With nearly two out of three airline bookings made via desktop websites, the airlines aren’t doing a very good job making consumers happy.
According to San Francisco-based UserTesting, air carrier websites scored lowest in “delighting” their customers, “the lowest-scoring, most elusive factor… given that travelers expected straightforward information about flights, arrival times, and pricing – expectations that went unfulfilled.”
Seven out of ten airlines scored lower in “Delight” than all other attributes, with the cost of checking bags especially displeasing consumers, UserTesting reported.
“While some airlines lacked transparency and consistency around baggage fees, others had baggage fees hidden away on a separate page, which required travelers to navigate away from their flight search results page and even lose their search results,” it said.
Other airlines just weren’t clear with what a customer would get with a booking—confusing copy such as “extra bag,” led to questions over “whether this indicated a first checked bag (in addition to a carry-on) or a second checked bag.” Other airlines simply wouldn’t reveal how much a checked bag cost until many steps into the booking process.
"Airlines are not traditionally known for delivering delightful customer experiences," said Brian Smith, vice president of marketing at UserTesting. "It's a tall order to connect every customer touchpoint, but repeated roadblocks on any channel can quickly diminish customer loyalty.”
Earlier this year, UserTesting asked 1,000 travelers to perform a series of tasks on the websites of the top 10 airlines in the United States: Alaska, American, Delta, Frontier, Hawaiian, JetBlue, Southwest, Spirit, United, and Virgin America. Travelers evaluated the websites based on ease of use, credibility and aesthetics.

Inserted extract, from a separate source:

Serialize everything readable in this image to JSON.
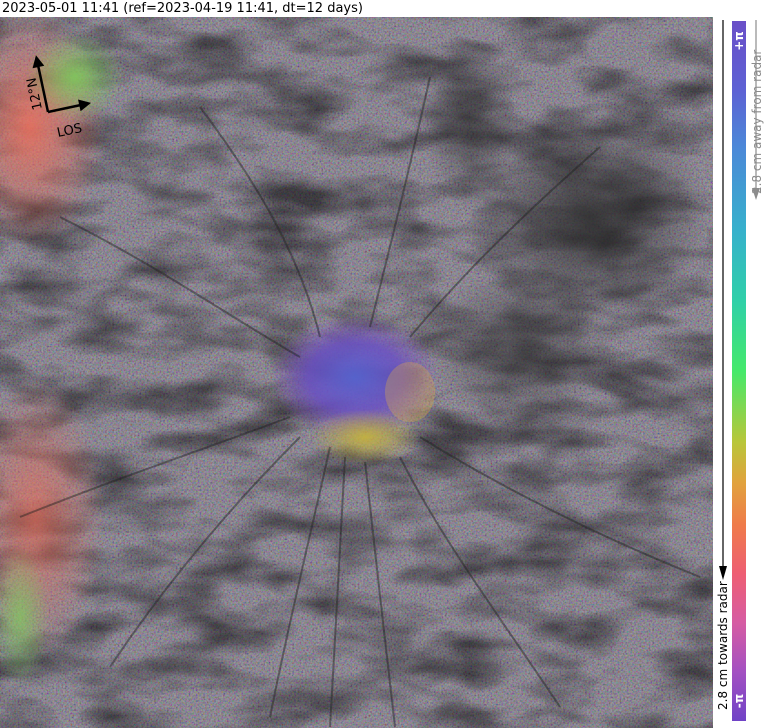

Most airlines struggled in the ease of use category because of the difficulty they experienced getting information.
“While travelers generally found it easy to simply find a flight, the additional tasks of finding the cost including baggage fees, and looking up arriving flights, proved more difficult,” the report said.
Southwest Airlines received the highest overall ratings, mostly due to the speed with which travelers could locate flight information. But even as the top performer in the study, Southwest “did not overwhelmingly exceed customers’ expectations,” according to UserTesting in the study.
Credibility was the highest-scoring factor in the report, UserTesting said, due to most airlines' “well-established brand reputation.” Aesthetics impacted credibility as well.
“For Virgin America and Alaska, two airlines that scored high in credibility, travelers remarked that the clean, professional look of the websites made them confident.”
UserTesting’s benchmarking study ran from June 29, 2017 to July 12, 2017.